● THE DATA:
··········

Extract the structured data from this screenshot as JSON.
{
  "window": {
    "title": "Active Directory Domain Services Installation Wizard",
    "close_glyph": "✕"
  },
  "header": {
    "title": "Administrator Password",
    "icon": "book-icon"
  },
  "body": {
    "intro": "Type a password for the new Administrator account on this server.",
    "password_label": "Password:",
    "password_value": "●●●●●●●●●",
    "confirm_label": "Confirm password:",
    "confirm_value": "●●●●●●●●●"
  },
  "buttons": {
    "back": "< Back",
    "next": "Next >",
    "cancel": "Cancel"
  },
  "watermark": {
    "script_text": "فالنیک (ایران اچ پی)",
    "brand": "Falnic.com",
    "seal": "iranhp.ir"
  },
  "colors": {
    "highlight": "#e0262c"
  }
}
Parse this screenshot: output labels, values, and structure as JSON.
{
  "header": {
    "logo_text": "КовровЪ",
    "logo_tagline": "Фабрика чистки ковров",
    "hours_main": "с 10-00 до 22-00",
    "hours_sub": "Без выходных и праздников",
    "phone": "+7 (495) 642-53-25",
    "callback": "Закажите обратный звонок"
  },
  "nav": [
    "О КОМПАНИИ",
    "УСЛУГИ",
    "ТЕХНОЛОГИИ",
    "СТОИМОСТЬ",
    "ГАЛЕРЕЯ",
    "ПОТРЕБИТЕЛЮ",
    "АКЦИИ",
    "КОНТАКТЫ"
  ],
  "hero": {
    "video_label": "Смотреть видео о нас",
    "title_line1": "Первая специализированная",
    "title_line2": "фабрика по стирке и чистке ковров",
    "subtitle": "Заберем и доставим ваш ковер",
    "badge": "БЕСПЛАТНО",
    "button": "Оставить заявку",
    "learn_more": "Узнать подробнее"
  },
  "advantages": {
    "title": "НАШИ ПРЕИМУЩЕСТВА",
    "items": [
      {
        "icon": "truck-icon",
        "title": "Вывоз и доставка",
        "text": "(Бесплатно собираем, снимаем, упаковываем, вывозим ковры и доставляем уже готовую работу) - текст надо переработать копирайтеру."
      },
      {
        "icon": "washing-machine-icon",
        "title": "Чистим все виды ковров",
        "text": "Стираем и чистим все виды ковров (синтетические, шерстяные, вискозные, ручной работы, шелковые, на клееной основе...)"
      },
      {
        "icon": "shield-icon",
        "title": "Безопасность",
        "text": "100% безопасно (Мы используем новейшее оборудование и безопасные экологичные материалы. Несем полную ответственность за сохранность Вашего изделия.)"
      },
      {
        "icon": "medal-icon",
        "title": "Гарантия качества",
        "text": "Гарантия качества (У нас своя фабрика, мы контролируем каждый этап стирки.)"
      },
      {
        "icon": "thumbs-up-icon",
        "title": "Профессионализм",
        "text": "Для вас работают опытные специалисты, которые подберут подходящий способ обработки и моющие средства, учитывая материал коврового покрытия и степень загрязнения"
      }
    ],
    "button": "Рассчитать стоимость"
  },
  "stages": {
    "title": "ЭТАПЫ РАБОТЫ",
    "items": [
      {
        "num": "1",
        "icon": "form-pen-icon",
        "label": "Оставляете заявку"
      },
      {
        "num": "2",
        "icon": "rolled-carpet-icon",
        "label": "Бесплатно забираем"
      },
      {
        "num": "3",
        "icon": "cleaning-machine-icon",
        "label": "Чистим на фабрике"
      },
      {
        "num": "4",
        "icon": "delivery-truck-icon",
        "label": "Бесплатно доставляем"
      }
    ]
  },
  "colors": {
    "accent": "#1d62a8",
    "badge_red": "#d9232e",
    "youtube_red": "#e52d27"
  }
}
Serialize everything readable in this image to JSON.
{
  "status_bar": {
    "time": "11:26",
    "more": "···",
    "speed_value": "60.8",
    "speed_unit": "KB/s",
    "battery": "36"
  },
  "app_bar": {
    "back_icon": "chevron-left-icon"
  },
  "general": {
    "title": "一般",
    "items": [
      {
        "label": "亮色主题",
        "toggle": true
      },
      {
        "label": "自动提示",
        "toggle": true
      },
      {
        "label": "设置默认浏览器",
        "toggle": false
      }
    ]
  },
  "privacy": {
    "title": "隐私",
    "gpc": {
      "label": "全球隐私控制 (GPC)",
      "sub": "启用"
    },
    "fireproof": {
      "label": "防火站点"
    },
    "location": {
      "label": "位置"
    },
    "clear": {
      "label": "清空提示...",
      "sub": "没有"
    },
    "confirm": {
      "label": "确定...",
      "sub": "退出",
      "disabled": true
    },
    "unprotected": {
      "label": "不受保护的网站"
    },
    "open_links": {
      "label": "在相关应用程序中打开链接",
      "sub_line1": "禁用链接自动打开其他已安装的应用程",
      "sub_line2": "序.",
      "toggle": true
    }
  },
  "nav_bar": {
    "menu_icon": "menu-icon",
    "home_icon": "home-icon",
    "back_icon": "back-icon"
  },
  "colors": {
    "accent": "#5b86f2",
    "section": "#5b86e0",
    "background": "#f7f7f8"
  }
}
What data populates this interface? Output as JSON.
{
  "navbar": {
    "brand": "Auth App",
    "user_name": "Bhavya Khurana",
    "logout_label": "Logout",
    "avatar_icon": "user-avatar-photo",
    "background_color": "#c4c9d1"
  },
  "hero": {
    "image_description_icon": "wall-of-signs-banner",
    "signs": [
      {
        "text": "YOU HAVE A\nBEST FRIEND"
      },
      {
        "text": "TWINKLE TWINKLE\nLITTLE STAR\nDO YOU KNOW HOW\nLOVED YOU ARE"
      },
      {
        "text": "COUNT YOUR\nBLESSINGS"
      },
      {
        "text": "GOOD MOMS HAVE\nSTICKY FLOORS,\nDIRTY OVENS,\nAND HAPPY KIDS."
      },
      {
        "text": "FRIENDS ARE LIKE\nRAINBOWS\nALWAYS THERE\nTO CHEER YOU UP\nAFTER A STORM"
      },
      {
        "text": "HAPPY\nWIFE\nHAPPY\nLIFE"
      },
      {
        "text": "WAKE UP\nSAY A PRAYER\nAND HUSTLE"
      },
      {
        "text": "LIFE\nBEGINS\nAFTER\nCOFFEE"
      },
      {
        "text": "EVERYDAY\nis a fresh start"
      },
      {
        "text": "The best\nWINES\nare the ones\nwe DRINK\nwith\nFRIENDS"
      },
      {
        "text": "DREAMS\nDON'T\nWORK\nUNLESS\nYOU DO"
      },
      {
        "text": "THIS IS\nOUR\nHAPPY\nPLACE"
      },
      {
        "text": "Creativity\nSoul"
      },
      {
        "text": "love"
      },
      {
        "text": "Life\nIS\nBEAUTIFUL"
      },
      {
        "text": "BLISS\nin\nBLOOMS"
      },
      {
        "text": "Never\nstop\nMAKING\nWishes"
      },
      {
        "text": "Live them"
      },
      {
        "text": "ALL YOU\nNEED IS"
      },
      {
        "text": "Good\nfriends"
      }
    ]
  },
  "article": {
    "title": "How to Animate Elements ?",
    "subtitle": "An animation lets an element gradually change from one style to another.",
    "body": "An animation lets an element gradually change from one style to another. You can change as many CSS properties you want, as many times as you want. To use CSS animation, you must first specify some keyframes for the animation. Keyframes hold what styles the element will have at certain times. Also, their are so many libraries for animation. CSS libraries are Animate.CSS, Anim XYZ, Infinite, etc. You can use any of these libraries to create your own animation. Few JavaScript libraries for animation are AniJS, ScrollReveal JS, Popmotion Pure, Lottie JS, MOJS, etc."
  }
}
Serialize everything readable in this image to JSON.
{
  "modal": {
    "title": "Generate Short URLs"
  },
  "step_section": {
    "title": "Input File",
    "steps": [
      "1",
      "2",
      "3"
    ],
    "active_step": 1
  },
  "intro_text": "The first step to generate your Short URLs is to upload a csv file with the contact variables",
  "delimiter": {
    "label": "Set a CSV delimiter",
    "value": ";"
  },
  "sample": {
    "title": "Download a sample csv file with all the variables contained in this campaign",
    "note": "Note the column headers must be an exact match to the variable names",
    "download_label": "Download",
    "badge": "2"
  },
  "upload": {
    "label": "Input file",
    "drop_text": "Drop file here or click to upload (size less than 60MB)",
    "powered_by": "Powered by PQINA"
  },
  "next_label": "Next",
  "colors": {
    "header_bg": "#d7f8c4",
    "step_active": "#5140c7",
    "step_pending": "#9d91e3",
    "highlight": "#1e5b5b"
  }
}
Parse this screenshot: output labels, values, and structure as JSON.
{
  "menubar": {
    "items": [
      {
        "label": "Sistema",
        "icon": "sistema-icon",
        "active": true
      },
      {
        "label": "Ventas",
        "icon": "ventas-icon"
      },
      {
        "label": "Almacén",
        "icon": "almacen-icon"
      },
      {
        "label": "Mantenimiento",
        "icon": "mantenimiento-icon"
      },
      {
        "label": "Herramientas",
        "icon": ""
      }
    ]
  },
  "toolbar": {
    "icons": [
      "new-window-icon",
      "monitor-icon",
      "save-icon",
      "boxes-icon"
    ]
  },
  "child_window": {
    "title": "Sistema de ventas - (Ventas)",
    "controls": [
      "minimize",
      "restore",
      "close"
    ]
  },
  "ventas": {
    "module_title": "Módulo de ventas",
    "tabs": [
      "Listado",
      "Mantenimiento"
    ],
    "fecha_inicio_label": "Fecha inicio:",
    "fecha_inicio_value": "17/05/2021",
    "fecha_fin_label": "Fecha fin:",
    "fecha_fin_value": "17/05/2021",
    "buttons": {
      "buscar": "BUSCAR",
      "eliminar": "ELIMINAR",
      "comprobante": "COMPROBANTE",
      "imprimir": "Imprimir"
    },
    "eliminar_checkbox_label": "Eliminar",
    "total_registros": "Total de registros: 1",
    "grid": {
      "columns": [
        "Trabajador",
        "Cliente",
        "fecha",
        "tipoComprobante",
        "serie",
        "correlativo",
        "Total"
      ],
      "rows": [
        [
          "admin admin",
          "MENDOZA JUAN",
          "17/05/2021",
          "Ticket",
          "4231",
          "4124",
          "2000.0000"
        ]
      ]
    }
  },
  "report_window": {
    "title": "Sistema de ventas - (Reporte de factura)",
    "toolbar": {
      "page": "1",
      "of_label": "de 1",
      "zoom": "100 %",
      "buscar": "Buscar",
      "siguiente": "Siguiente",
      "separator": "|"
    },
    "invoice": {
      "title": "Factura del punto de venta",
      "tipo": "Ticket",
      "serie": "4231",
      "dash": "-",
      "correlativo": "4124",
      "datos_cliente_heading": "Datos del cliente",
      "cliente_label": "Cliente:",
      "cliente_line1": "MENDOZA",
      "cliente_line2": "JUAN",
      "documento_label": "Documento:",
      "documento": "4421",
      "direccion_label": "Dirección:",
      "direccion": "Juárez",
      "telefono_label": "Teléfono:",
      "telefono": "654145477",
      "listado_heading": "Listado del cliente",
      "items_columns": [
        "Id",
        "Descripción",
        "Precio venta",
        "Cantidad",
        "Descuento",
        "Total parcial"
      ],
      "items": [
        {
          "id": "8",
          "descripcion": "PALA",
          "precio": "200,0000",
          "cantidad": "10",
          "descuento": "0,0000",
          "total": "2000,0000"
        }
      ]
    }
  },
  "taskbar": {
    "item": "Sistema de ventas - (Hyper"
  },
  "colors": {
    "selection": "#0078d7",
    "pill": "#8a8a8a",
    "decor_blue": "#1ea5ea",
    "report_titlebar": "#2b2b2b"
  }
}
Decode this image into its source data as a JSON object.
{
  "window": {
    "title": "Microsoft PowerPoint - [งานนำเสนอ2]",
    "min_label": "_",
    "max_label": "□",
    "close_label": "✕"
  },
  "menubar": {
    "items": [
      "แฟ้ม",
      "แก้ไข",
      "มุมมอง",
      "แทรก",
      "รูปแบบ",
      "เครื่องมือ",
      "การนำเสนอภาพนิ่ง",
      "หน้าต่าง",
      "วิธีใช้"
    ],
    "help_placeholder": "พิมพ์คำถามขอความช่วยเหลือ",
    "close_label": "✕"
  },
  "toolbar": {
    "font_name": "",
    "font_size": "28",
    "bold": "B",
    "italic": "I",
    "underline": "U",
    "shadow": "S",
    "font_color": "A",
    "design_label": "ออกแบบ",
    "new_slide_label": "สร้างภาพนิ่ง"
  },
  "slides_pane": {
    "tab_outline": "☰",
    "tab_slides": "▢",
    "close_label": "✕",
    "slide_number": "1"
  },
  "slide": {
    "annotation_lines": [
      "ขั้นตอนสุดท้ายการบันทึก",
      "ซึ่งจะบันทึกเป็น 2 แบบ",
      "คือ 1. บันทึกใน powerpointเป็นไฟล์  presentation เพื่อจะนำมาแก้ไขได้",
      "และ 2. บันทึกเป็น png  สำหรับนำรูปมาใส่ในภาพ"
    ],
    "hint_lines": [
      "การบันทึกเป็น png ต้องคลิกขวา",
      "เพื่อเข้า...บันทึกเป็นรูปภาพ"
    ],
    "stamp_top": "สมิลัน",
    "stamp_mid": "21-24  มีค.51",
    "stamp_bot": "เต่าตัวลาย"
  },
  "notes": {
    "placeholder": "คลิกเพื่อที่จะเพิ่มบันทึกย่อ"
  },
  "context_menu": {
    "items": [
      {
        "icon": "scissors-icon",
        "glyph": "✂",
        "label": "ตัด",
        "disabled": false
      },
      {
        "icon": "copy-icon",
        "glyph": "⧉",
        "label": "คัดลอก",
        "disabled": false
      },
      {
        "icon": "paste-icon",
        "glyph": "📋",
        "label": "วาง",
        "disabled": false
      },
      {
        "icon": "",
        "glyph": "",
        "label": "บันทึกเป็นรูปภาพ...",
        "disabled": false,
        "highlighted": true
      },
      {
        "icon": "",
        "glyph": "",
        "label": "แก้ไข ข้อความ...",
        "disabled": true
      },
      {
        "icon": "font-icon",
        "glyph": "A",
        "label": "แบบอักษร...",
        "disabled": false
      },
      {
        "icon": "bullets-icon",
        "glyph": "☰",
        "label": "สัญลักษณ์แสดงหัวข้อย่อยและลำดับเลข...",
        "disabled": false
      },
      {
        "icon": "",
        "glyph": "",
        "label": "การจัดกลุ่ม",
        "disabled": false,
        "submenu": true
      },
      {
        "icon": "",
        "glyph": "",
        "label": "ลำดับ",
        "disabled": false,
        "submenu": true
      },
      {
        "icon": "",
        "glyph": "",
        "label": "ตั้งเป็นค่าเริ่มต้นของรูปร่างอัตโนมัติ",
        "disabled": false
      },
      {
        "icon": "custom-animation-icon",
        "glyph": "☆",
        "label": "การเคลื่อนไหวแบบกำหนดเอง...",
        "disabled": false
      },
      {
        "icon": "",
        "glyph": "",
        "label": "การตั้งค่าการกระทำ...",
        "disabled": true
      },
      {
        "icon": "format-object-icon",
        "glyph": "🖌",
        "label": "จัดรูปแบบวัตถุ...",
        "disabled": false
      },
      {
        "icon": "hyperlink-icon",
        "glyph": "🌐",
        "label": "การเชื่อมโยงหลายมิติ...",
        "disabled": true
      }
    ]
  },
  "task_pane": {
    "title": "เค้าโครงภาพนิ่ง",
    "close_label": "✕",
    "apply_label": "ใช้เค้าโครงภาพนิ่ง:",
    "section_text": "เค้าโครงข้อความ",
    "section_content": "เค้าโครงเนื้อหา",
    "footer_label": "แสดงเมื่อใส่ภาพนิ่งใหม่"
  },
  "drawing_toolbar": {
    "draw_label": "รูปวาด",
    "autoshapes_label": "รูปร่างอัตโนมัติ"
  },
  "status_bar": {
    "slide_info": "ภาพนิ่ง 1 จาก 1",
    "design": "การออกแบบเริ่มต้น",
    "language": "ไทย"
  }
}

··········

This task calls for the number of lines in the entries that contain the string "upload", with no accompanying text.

● TASK OUTPUT: 3